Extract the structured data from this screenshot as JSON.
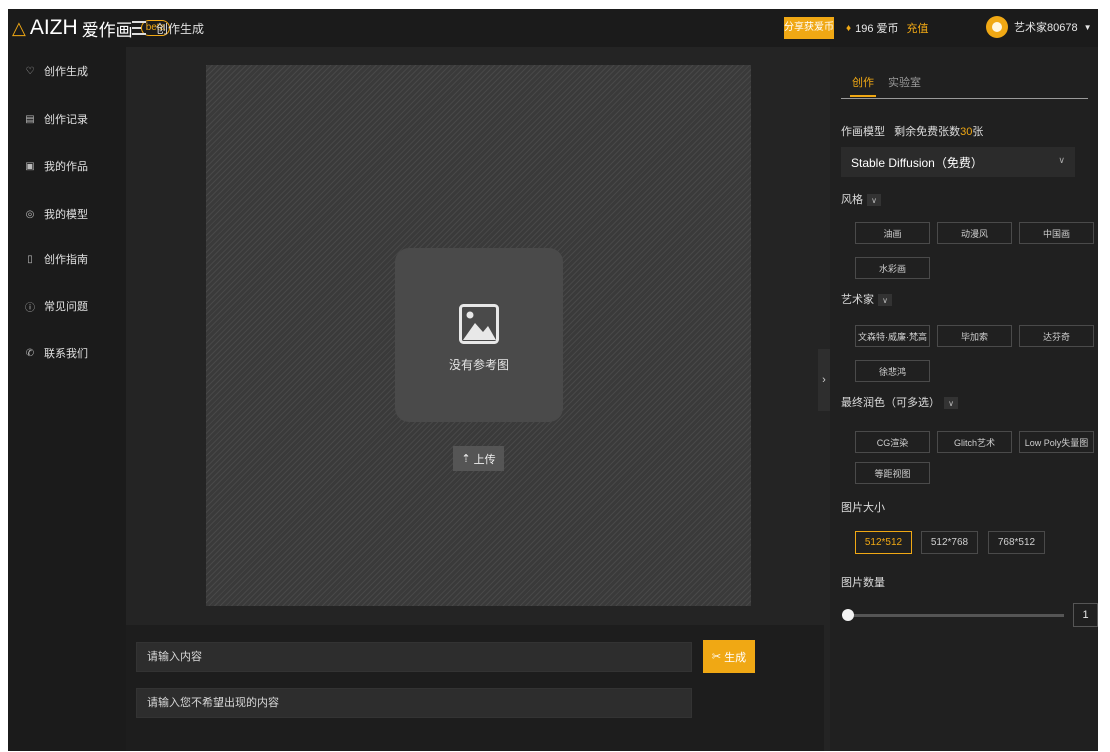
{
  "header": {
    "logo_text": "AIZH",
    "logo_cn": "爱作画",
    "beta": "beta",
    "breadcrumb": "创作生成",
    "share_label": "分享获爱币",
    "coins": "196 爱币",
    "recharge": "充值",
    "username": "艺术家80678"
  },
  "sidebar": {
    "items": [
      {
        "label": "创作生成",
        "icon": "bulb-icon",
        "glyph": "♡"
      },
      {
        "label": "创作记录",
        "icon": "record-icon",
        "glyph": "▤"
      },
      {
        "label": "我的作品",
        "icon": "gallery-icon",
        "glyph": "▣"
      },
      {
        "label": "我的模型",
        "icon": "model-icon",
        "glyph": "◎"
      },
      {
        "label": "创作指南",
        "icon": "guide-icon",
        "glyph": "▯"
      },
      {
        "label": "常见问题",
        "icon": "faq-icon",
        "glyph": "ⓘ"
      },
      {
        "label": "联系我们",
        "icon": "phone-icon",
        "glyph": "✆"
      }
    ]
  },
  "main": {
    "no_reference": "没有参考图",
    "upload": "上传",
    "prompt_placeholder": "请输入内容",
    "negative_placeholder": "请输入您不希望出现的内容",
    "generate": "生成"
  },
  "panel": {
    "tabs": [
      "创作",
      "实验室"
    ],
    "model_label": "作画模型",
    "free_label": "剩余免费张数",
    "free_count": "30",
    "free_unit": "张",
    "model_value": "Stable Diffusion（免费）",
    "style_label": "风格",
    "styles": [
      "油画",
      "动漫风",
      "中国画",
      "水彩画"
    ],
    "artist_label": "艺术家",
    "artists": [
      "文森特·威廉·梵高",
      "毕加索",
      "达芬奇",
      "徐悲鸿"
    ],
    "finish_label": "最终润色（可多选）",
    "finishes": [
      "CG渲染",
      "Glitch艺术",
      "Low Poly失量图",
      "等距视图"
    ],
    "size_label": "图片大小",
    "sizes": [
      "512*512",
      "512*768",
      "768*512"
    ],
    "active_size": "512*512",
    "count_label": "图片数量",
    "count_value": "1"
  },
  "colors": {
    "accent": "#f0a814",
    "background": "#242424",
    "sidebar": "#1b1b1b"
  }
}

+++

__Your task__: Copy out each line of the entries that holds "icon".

__Answer section__:
        "icon": "bulb-icon",
        "icon": "record-icon",
        "icon": "gallery-icon",
        "icon": "model-icon",
        "icon": "guide-icon",
        "icon": "faq-icon",
        "icon": "phone-icon",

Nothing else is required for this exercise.